What the task asks
Copy each line that contains the string "JSON", taking them from the material.

= Beginning of Section =

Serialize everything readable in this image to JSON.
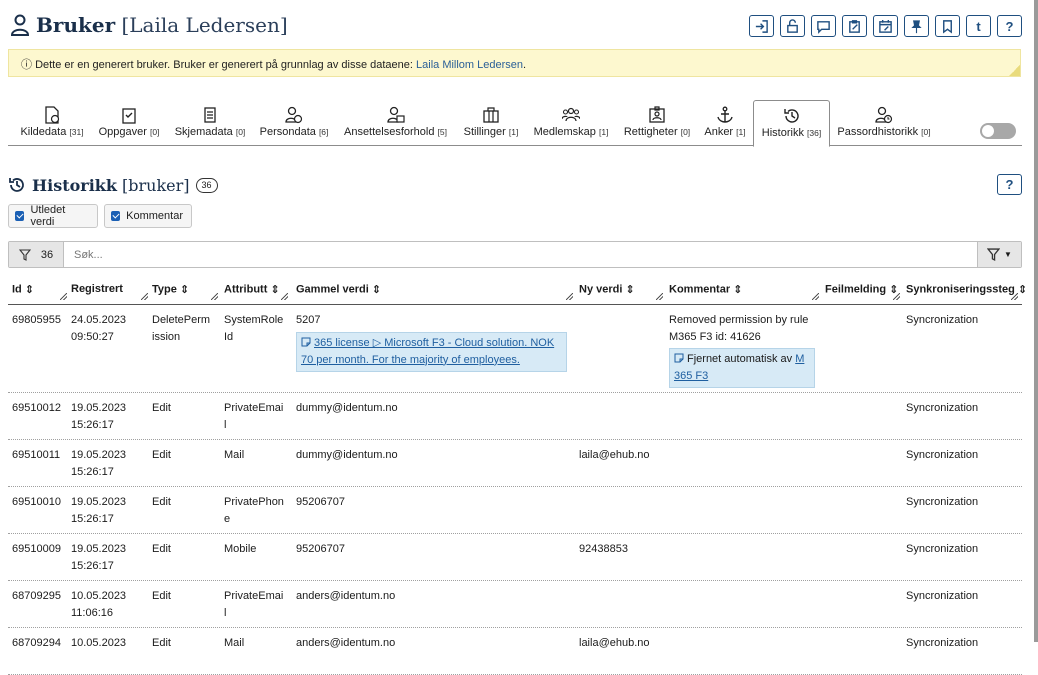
{
  "header": {
    "title": "Bruker",
    "subtitle": "[Laila Ledersen]",
    "help_label": "?",
    "t_label": "t"
  },
  "notice": {
    "text": "Dette er en generert bruker. Bruker er generert på grunnlag av disse dataene: ",
    "link": "Laila Millom Ledersen",
    "tail": "."
  },
  "tabs": [
    {
      "label": "Kildedata",
      "count": "[31]",
      "icon": "file-info-icon"
    },
    {
      "label": "Oppgaver",
      "count": "[0]",
      "icon": "clipboard-check-icon"
    },
    {
      "label": "Skjemadata",
      "count": "[0]",
      "icon": "form-icon"
    },
    {
      "label": "Persondata",
      "count": "[6]",
      "icon": "person-info-icon"
    },
    {
      "label": "Ansettelsesforhold",
      "count": "[5]",
      "icon": "person-badge-icon"
    },
    {
      "label": "Stillinger",
      "count": "[1]",
      "icon": "briefcase-icon"
    },
    {
      "label": "Medlemskap",
      "count": "[1]",
      "icon": "group-icon"
    },
    {
      "label": "Rettigheter",
      "count": "[0]",
      "icon": "id-card-icon"
    },
    {
      "label": "Anker",
      "count": "[1]",
      "icon": "anchor-icon"
    },
    {
      "label": "Historikk",
      "count": "[36]",
      "icon": "history-icon"
    },
    {
      "label": "Passordhistorikk",
      "count": "[0]",
      "icon": "person-clock-icon"
    }
  ],
  "section": {
    "title": "Historikk",
    "qualifier": "[bruker]",
    "count": "36",
    "help_label": "?"
  },
  "toggles": {
    "derived_label": "Utledet verdi",
    "comment_label": "Kommentar"
  },
  "filter": {
    "count": "36",
    "placeholder": "Søk..."
  },
  "columns": [
    "Id",
    "Registrert",
    "Type",
    "Attributt",
    "Gammel verdi",
    "Ny verdi",
    "Kommentar",
    "Feilmelding",
    "Synkroniseringssteg"
  ],
  "rows": [
    {
      "id": "69805955",
      "date": "24.05.2023",
      "time": "09:50:27",
      "type_1": "DeletePerm",
      "type_2": "ission",
      "attr_1": "SystemRole",
      "attr_2": "Id",
      "old": "5207",
      "old_chip_link": "365 license ▷ Microsoft F3 - Cloud solution. NOK 70 per month. For the majority of employees.",
      "new": "",
      "comment_1": "Removed permission by rule",
      "comment_2": "M365 F3 id: 41626",
      "comment_chip_text": "Fjernet automatisk av ",
      "comment_chip_link": "M 365 F3",
      "error": "",
      "sync": "Syncronization"
    },
    {
      "id": "69510012",
      "date": "19.05.2023",
      "time": "15:26:17",
      "type": "Edit",
      "attr_1": "PrivateEmai",
      "attr_2": "l",
      "old": "dummy@identum.no",
      "new": "",
      "comment": "",
      "error": "",
      "sync": "Syncronization"
    },
    {
      "id": "69510011",
      "date": "19.05.2023",
      "time": "15:26:17",
      "type": "Edit",
      "attr_1": "Mail",
      "attr_2": "",
      "old": "dummy@identum.no",
      "new": "laila@ehub.no",
      "comment": "",
      "error": "",
      "sync": "Syncronization"
    },
    {
      "id": "69510010",
      "date": "19.05.2023",
      "time": "15:26:17",
      "type": "Edit",
      "attr_1": "PrivatePhon",
      "attr_2": "e",
      "old": "95206707",
      "new": "",
      "comment": "",
      "error": "",
      "sync": "Syncronization"
    },
    {
      "id": "69510009",
      "date": "19.05.2023",
      "time": "15:26:17",
      "type": "Edit",
      "attr_1": "Mobile",
      "attr_2": "",
      "old": "95206707",
      "new": "92438853",
      "comment": "",
      "error": "",
      "sync": "Syncronization"
    },
    {
      "id": "68709295",
      "date": "10.05.2023",
      "time": "11:06:16",
      "type": "Edit",
      "attr_1": "PrivateEmai",
      "attr_2": "l",
      "old": "anders@identum.no",
      "new": "",
      "comment": "",
      "error": "",
      "sync": "Syncronization"
    },
    {
      "id": "68709294",
      "date": "10.05.2023",
      "time": "",
      "type": "Edit",
      "attr_1": "Mail",
      "attr_2": "",
      "old": "anders@identum.no",
      "new": "laila@ehub.no",
      "comment": "",
      "error": "",
      "sync": "Syncronization"
    }
  ]
}
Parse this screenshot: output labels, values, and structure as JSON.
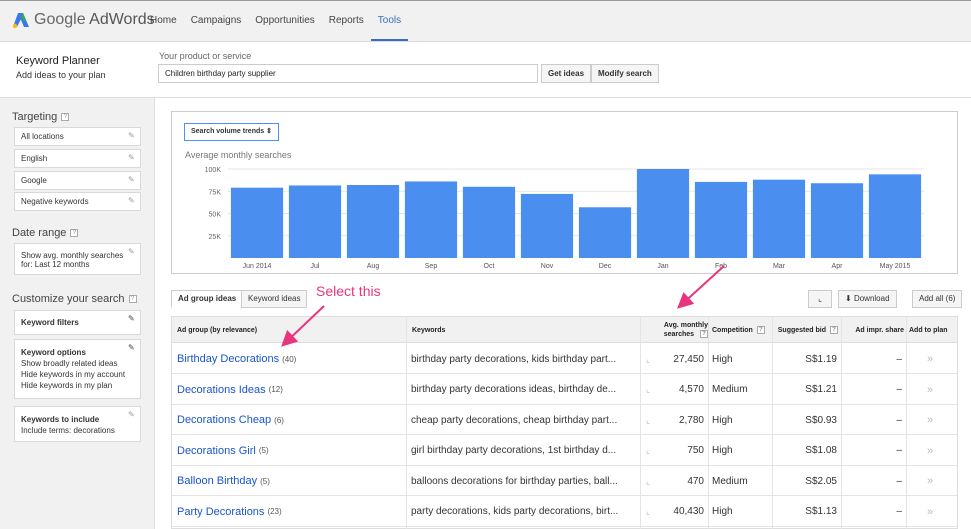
{
  "app": {
    "logo_word1": "Google",
    "logo_word2": "AdWords"
  },
  "nav": [
    {
      "label": "Home"
    },
    {
      "label": "Campaigns"
    },
    {
      "label": "Opportunities"
    },
    {
      "label": "Reports"
    },
    {
      "label": "Tools"
    }
  ],
  "header": {
    "title": "Keyword Planner",
    "subtitle": "Add ideas to your plan",
    "product_label": "Your product or service",
    "product_value": "Children birthday party supplier",
    "get_ideas": "Get ideas",
    "modify_search": "Modify search"
  },
  "sidebar": {
    "targeting_title": "Targeting",
    "targeting": [
      "All locations",
      "English",
      "Google",
      "Negative keywords"
    ],
    "date_title": "Date range",
    "date_line1": "Show avg. monthly searches",
    "date_line2": "for: Last 12 months",
    "customize_title": "Customize your search",
    "keyword_filters": "Keyword filters",
    "keyword_options_title": "Keyword options",
    "keyword_options": [
      "Show broadly related ideas",
      "Hide keywords in my account",
      "Hide keywords in my plan"
    ],
    "include_title": "Keywords to include",
    "include_value": "Include terms: decorations"
  },
  "chart_panel": {
    "select_label": "Search volume trends",
    "subtitle": "Average monthly searches"
  },
  "chart_data": {
    "type": "bar",
    "categories": [
      "Jun 2014",
      "Jul",
      "Aug",
      "Sep",
      "Oct",
      "Nov",
      "Dec",
      "Jan",
      "Feb",
      "Mar",
      "Apr",
      "May 2015"
    ],
    "values": [
      79000,
      81500,
      82000,
      86000,
      80000,
      72000,
      57000,
      100000,
      85500,
      88000,
      84000,
      94000
    ],
    "yticks": [
      "25K",
      "50K",
      "75K",
      "100K"
    ],
    "ytick_values": [
      25000,
      50000,
      75000,
      100000
    ],
    "ylim": [
      0,
      100000
    ],
    "bar_color": "#4a8ff0",
    "grid": true
  },
  "tabs": {
    "ad_group": "Ad group ideas",
    "keyword": "Keyword ideas"
  },
  "actions": {
    "download": "Download",
    "add_all": "Add all (6)"
  },
  "table": {
    "headers": {
      "ad_group": "Ad group (by relevance)",
      "keywords": "Keywords",
      "avg_line1": "Avg. monthly",
      "avg_line2": "searches",
      "competition": "Competition",
      "bid": "Suggested bid",
      "impr": "Ad impr. share",
      "add": "Add to plan"
    },
    "rows": [
      {
        "group": "Birthday Decorations",
        "count": "(40)",
        "keywords": "birthday party decorations, kids birthday part...",
        "searches": "27,450",
        "competition": "High",
        "bid": "S$1.19",
        "impr": "–"
      },
      {
        "group": "Decorations Ideas",
        "count": "(12)",
        "keywords": "birthday party decorations ideas, birthday de...",
        "searches": "4,570",
        "competition": "Medium",
        "bid": "S$1.21",
        "impr": "–"
      },
      {
        "group": "Decorations Cheap",
        "count": "(6)",
        "keywords": "cheap party decorations, cheap birthday part...",
        "searches": "2,780",
        "competition": "High",
        "bid": "S$0.93",
        "impr": "–"
      },
      {
        "group": "Decorations Girl",
        "count": "(5)",
        "keywords": "girl birthday party decorations, 1st birthday d...",
        "searches": "750",
        "competition": "High",
        "bid": "S$1.08",
        "impr": "–"
      },
      {
        "group": "Balloon Birthday",
        "count": "(5)",
        "keywords": "balloons decorations for birthday parties, ball...",
        "searches": "470",
        "competition": "Medium",
        "bid": "S$2.05",
        "impr": "–"
      },
      {
        "group": "Party Decorations",
        "count": "(23)",
        "keywords": "party decorations, kids party decorations, birt...",
        "searches": "40,430",
        "competition": "High",
        "bid": "S$1.13",
        "impr": "–"
      }
    ]
  },
  "annotation": {
    "text": "Select this"
  },
  "colors": {
    "accent": "#3b6dc3",
    "link": "#1a55c8",
    "annotation": "#e8357e"
  }
}
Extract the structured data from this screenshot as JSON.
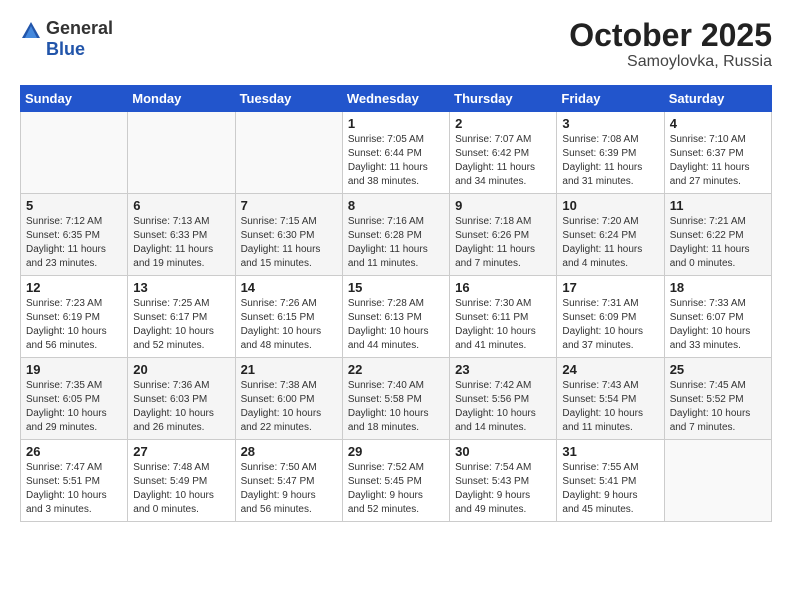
{
  "logo": {
    "general": "General",
    "blue": "Blue"
  },
  "header": {
    "month": "October 2025",
    "location": "Samoylovka, Russia"
  },
  "weekdays": [
    "Sunday",
    "Monday",
    "Tuesday",
    "Wednesday",
    "Thursday",
    "Friday",
    "Saturday"
  ],
  "weeks": [
    [
      {
        "day": "",
        "info": ""
      },
      {
        "day": "",
        "info": ""
      },
      {
        "day": "",
        "info": ""
      },
      {
        "day": "1",
        "info": "Sunrise: 7:05 AM\nSunset: 6:44 PM\nDaylight: 11 hours\nand 38 minutes."
      },
      {
        "day": "2",
        "info": "Sunrise: 7:07 AM\nSunset: 6:42 PM\nDaylight: 11 hours\nand 34 minutes."
      },
      {
        "day": "3",
        "info": "Sunrise: 7:08 AM\nSunset: 6:39 PM\nDaylight: 11 hours\nand 31 minutes."
      },
      {
        "day": "4",
        "info": "Sunrise: 7:10 AM\nSunset: 6:37 PM\nDaylight: 11 hours\nand 27 minutes."
      }
    ],
    [
      {
        "day": "5",
        "info": "Sunrise: 7:12 AM\nSunset: 6:35 PM\nDaylight: 11 hours\nand 23 minutes."
      },
      {
        "day": "6",
        "info": "Sunrise: 7:13 AM\nSunset: 6:33 PM\nDaylight: 11 hours\nand 19 minutes."
      },
      {
        "day": "7",
        "info": "Sunrise: 7:15 AM\nSunset: 6:30 PM\nDaylight: 11 hours\nand 15 minutes."
      },
      {
        "day": "8",
        "info": "Sunrise: 7:16 AM\nSunset: 6:28 PM\nDaylight: 11 hours\nand 11 minutes."
      },
      {
        "day": "9",
        "info": "Sunrise: 7:18 AM\nSunset: 6:26 PM\nDaylight: 11 hours\nand 7 minutes."
      },
      {
        "day": "10",
        "info": "Sunrise: 7:20 AM\nSunset: 6:24 PM\nDaylight: 11 hours\nand 4 minutes."
      },
      {
        "day": "11",
        "info": "Sunrise: 7:21 AM\nSunset: 6:22 PM\nDaylight: 11 hours\nand 0 minutes."
      }
    ],
    [
      {
        "day": "12",
        "info": "Sunrise: 7:23 AM\nSunset: 6:19 PM\nDaylight: 10 hours\nand 56 minutes."
      },
      {
        "day": "13",
        "info": "Sunrise: 7:25 AM\nSunset: 6:17 PM\nDaylight: 10 hours\nand 52 minutes."
      },
      {
        "day": "14",
        "info": "Sunrise: 7:26 AM\nSunset: 6:15 PM\nDaylight: 10 hours\nand 48 minutes."
      },
      {
        "day": "15",
        "info": "Sunrise: 7:28 AM\nSunset: 6:13 PM\nDaylight: 10 hours\nand 44 minutes."
      },
      {
        "day": "16",
        "info": "Sunrise: 7:30 AM\nSunset: 6:11 PM\nDaylight: 10 hours\nand 41 minutes."
      },
      {
        "day": "17",
        "info": "Sunrise: 7:31 AM\nSunset: 6:09 PM\nDaylight: 10 hours\nand 37 minutes."
      },
      {
        "day": "18",
        "info": "Sunrise: 7:33 AM\nSunset: 6:07 PM\nDaylight: 10 hours\nand 33 minutes."
      }
    ],
    [
      {
        "day": "19",
        "info": "Sunrise: 7:35 AM\nSunset: 6:05 PM\nDaylight: 10 hours\nand 29 minutes."
      },
      {
        "day": "20",
        "info": "Sunrise: 7:36 AM\nSunset: 6:03 PM\nDaylight: 10 hours\nand 26 minutes."
      },
      {
        "day": "21",
        "info": "Sunrise: 7:38 AM\nSunset: 6:00 PM\nDaylight: 10 hours\nand 22 minutes."
      },
      {
        "day": "22",
        "info": "Sunrise: 7:40 AM\nSunset: 5:58 PM\nDaylight: 10 hours\nand 18 minutes."
      },
      {
        "day": "23",
        "info": "Sunrise: 7:42 AM\nSunset: 5:56 PM\nDaylight: 10 hours\nand 14 minutes."
      },
      {
        "day": "24",
        "info": "Sunrise: 7:43 AM\nSunset: 5:54 PM\nDaylight: 10 hours\nand 11 minutes."
      },
      {
        "day": "25",
        "info": "Sunrise: 7:45 AM\nSunset: 5:52 PM\nDaylight: 10 hours\nand 7 minutes."
      }
    ],
    [
      {
        "day": "26",
        "info": "Sunrise: 7:47 AM\nSunset: 5:51 PM\nDaylight: 10 hours\nand 3 minutes."
      },
      {
        "day": "27",
        "info": "Sunrise: 7:48 AM\nSunset: 5:49 PM\nDaylight: 10 hours\nand 0 minutes."
      },
      {
        "day": "28",
        "info": "Sunrise: 7:50 AM\nSunset: 5:47 PM\nDaylight: 9 hours\nand 56 minutes."
      },
      {
        "day": "29",
        "info": "Sunrise: 7:52 AM\nSunset: 5:45 PM\nDaylight: 9 hours\nand 52 minutes."
      },
      {
        "day": "30",
        "info": "Sunrise: 7:54 AM\nSunset: 5:43 PM\nDaylight: 9 hours\nand 49 minutes."
      },
      {
        "day": "31",
        "info": "Sunrise: 7:55 AM\nSunset: 5:41 PM\nDaylight: 9 hours\nand 45 minutes."
      },
      {
        "day": "",
        "info": ""
      }
    ]
  ]
}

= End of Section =

Answer
Serialize everything readable in this image to JSON.
Parse this screenshot: output labels, values, and structure as JSON.
Extract the structured data from this screenshot as JSON.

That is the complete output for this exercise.